To prepare for the accelerating pace of mobile disruption, product strategists should help other internal stakeholders rethink the life cycles of their mobile applications and services and drive innovation via smarter apps, richer data, and converging technologies.
Here at Forrester we have been talking about the concept of "agile commerce" for some time now, but it's not always easy to point to live examples of “agile”businesses. What is agile commerce? How do I become agile? Both are very valid questions that we are in the process of building out a series of research documents and case studies in order to answer.
But there is a live example happening right now that encapsulates what agile is all about for me.

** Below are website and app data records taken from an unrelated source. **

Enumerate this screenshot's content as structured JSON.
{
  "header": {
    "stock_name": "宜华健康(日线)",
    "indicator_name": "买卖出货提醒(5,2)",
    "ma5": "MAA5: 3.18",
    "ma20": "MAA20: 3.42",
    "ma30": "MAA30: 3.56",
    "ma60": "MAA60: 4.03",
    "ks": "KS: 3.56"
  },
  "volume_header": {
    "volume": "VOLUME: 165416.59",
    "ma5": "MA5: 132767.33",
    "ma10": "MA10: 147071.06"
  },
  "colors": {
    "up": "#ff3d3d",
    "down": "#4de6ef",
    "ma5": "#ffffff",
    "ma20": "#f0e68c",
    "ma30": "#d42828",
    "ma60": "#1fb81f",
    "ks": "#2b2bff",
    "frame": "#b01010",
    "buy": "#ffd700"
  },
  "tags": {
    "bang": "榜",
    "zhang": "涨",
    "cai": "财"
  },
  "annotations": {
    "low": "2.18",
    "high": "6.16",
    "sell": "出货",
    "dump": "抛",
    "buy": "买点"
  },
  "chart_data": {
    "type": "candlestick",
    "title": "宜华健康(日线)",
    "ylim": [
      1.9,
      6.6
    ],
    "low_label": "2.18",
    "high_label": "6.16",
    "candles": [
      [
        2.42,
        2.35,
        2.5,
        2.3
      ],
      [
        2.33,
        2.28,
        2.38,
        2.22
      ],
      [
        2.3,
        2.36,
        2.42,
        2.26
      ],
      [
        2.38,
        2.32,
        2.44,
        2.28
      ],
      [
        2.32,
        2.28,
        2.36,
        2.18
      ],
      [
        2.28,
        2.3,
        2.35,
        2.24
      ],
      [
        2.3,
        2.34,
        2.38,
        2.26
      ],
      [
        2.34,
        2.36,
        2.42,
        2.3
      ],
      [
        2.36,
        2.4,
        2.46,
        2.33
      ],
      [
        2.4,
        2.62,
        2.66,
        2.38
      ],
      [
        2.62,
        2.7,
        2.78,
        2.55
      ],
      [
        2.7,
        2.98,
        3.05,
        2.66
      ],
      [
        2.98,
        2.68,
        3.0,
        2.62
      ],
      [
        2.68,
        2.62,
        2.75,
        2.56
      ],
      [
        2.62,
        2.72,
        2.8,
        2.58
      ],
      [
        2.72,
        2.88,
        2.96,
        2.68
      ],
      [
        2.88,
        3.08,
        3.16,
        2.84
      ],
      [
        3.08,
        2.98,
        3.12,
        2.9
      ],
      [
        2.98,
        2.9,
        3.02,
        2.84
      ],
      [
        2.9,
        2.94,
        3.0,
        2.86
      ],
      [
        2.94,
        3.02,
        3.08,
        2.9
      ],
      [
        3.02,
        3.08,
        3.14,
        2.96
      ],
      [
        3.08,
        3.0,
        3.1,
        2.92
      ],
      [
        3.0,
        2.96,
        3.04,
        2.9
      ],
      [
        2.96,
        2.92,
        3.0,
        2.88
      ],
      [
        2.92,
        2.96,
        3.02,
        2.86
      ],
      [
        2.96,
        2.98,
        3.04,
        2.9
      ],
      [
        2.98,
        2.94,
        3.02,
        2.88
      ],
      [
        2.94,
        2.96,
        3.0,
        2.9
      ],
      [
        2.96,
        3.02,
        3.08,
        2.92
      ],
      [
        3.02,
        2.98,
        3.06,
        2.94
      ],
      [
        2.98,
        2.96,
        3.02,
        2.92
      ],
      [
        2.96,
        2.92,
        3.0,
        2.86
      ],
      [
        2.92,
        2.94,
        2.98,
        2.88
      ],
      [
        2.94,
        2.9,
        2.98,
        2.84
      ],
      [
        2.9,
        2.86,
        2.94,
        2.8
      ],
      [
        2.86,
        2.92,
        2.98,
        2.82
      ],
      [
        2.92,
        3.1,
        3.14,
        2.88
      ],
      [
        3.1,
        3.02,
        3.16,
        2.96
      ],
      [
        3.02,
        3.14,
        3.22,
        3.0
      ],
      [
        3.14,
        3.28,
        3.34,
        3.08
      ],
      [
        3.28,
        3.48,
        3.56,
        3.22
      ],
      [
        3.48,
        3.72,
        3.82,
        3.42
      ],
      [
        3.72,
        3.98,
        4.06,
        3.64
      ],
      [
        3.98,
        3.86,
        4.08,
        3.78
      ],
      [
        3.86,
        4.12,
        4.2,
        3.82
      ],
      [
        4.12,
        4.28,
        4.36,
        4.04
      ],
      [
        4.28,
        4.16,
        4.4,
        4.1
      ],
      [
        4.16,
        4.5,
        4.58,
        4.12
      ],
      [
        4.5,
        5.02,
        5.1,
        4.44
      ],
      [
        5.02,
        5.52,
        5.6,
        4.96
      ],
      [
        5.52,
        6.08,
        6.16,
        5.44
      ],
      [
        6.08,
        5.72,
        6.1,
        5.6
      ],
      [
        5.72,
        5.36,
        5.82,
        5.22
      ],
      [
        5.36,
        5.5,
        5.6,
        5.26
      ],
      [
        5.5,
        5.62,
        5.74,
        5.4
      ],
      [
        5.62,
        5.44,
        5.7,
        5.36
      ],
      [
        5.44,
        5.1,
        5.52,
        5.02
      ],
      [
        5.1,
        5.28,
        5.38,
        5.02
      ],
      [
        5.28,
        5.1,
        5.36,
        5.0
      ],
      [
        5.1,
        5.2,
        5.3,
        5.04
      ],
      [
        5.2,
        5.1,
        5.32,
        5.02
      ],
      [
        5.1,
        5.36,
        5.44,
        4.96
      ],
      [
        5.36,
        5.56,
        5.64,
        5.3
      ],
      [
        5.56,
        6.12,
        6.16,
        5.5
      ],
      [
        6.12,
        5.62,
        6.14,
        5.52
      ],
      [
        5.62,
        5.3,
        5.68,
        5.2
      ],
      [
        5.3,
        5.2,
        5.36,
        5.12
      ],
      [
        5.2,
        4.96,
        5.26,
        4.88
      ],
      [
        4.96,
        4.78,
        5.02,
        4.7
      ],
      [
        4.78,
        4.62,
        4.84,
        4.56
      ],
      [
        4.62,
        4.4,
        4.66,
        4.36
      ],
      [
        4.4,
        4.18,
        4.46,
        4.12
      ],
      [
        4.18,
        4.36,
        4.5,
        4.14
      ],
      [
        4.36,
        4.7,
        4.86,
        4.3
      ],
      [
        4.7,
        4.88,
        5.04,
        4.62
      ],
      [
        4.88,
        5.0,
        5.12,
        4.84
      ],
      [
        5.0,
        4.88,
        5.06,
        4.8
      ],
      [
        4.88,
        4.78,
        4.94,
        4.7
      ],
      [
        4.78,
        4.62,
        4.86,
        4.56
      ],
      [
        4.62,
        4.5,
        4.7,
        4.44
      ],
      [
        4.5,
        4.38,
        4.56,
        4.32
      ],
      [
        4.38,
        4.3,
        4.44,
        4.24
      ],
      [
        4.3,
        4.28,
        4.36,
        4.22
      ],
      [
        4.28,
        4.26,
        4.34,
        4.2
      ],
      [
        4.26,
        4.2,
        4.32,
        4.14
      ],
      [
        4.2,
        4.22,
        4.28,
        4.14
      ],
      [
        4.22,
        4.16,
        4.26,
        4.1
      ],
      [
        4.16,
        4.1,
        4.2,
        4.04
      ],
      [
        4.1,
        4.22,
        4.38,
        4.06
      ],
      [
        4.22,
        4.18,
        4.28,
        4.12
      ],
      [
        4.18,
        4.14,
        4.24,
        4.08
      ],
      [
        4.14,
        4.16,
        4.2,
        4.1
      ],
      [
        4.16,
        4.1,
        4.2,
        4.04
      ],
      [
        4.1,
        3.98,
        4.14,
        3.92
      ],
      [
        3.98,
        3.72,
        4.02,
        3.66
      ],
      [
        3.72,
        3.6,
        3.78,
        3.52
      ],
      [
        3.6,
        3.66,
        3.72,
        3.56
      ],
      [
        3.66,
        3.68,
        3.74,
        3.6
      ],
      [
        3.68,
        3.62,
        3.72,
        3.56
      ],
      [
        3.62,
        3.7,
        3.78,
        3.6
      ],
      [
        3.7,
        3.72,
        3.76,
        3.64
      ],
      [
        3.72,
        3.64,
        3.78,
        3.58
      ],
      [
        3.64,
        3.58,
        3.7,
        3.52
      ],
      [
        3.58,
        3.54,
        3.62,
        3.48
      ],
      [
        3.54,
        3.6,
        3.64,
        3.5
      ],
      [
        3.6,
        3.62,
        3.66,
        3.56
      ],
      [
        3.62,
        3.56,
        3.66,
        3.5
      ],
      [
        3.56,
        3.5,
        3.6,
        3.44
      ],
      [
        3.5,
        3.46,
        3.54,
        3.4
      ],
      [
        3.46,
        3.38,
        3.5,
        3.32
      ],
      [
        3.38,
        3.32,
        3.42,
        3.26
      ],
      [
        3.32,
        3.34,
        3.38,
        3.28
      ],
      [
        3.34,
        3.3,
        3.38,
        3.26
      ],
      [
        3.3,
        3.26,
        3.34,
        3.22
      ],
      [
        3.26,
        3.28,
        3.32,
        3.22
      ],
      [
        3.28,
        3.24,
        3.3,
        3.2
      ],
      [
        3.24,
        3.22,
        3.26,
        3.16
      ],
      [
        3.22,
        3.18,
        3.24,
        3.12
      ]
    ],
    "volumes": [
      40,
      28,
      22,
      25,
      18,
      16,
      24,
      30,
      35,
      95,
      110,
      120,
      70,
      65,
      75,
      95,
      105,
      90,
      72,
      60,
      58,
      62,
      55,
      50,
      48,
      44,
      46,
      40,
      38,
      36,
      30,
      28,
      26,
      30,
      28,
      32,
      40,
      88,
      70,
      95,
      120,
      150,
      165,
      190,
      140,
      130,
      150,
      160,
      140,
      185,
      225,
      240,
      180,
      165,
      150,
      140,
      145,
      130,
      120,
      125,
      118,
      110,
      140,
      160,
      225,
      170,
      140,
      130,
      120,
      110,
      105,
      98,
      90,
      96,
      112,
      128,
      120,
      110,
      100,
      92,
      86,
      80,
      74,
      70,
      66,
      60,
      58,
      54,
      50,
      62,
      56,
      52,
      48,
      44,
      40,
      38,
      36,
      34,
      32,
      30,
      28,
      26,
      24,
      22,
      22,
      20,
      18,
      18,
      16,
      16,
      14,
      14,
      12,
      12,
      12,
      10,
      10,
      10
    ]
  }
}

For those of you who are yet to become completely addicted to Pinterest (and you will), it's basically an image sharing site that allows you to group together images from around the web into categories and pin them to a virtual pin board. It creates highly visual mood boards, wish lists, galleries, and collections of images that link back through to the original source (which is where Pinterest makes its money). And since so many Pinterest boards are all about style — fashion and home in particular — it has the potential to be a bit of a retail gold mine.
Bummer, we have to wait another week. Apparently ICANN is concerned about possible tampering with the TLD Application System (TAS), as they rightly should be, so they have closed it down for a few days, resulting in the application window for new gTLDs being extended from today to next Friday, April 20th. As it states on its site, "Recently, we received a report of unusual behavior with the operation of the TAS system. We then identified a technical issue with the TAS system software."
Not that this shouldn't make a difference to you, because if you haven't taken a stand on gTLDs for your company and don't have your application all ready to go by today, you're most likely gonna miss the boat anyway. But as a marketing leader, you need to make sure you have someone paying close attention to the program over the next few weeks.
We've been expecting that ICANN will post the public portions of all the applications on its site by April 30th (don't be surprised if this slips a week as well). By reviewing this posting, you'll see who is applying and what strings they are applying for. Whether or not you have applied for your own gTLD, make sure you go through the list to see if someone has applied for a string that may violate a trademark right for your company or one of your brands. It will be up to you to file a legal rights objection if this happens. It is most likely to happen if you've got a company or product name that is a commonly used word, like United.
As I started my Market Overview of mobile banking solutions, one thing was apparent: the vendor landscape is in flux. To further demonstrate this point, over the last few weeks, Montise announced acquisition of Clairmail and Clairmail announced Clairmail Plus, a solution targeting mid-tier regional banks, community banks, and credit unions. With the constant movement, it’s not easy to navigate through the vendor landscape. Whether you are a trailblazer looking to expand your mobile banking offering or looking to deploy your first mobile banking solution, eBusiness professionals must keep the following in mind as they evaluate mobile banking vendor solutions:
The mobile banking vendor landscape is changing. Vendors are either going out of business or being acquired. This shift has challenged eBusiness professionals to either select a new vendor or determine how acquisitions will impact mobile banking services and their strategic roadmaps.
A vendor relationship can hinder or enhance your mobile banking strategy. While past decisions may have been driven by speed to market or cost consideration, those decisions now may be preventing eBusiness executives from meeting strategic or functionality goals. As eBusiness executives look for next generation mobile banking solutions, partnering with a vendor that has an understanding of industry shifts, device evolution, and user trends will help clients extract the most value from mobile solutions.